WORK ORDER:
From the first line to the last, repeat the data exactly but leave out the pictures.

(App and web page records)
=== Begin Enclosure ===

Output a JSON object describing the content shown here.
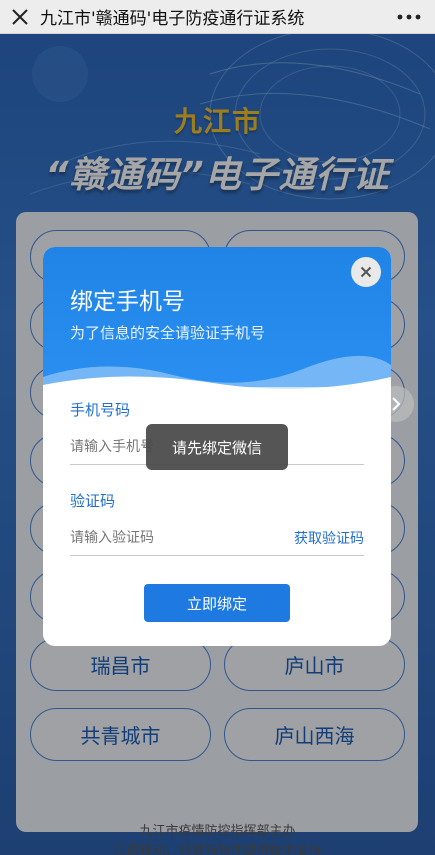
{
  "navbar": {
    "title": "九江市'赣通码'电子防疫通行证系统",
    "close_icon": "close-icon",
    "more_icon": "more-dots-icon"
  },
  "hero": {
    "city": "九江市",
    "title": "“赣通码”电子通行证"
  },
  "cities": [
    "瑞昌市",
    "庐山市",
    "共青城市",
    "庐山西海"
  ],
  "footer": {
    "line1": "九江市疫情防控指挥部主办",
    "line2": "江西移动、科睿特软件提供技术支持"
  },
  "modal": {
    "title": "绑定手机号",
    "subtitle": "为了信息的安全请验证手机号",
    "phone_label": "手机号码",
    "phone_placeholder": "请输入手机号",
    "phone_value": "",
    "code_label": "验证码",
    "code_placeholder": "请输入验证码",
    "code_value": "",
    "get_code": "获取验证码",
    "submit": "立即绑定"
  },
  "toast": "请先绑定微信",
  "colors": {
    "accent": "#1e7ae0",
    "hero_city": "#f2c230",
    "city_button_text": "#1d5fb8"
  }
}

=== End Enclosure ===

ANSWER SPACE:
Output a JSON object describing the content shown here.
{
  "navbar": {
    "title": "九江市'赣通码'电子防疫通行证系统",
    "close_icon": "close-icon",
    "more_icon": "more-dots-icon"
  },
  "hero": {
    "city": "九江市",
    "title": "“赣通码”电子通行证"
  },
  "cities": [
    "瑞昌市",
    "庐山市",
    "共青城市",
    "庐山西海"
  ],
  "footer": {
    "line1": "九江市疫情防控指挥部主办",
    "line2": "江西移动、科睿特软件提供技术支持"
  },
  "modal": {
    "title": "绑定手机号",
    "subtitle": "为了信息的安全请验证手机号",
    "phone_label": "手机号码",
    "phone_placeholder": "请输入手机号",
    "phone_value": "",
    "code_label": "验证码",
    "code_placeholder": "请输入验证码",
    "code_value": "",
    "get_code": "获取验证码",
    "submit": "立即绑定"
  },
  "toast": "请先绑定微信",
  "colors": {
    "accent": "#1e7ae0",
    "hero_city": "#f2c230",
    "city_button_text": "#1d5fb8"
  }
}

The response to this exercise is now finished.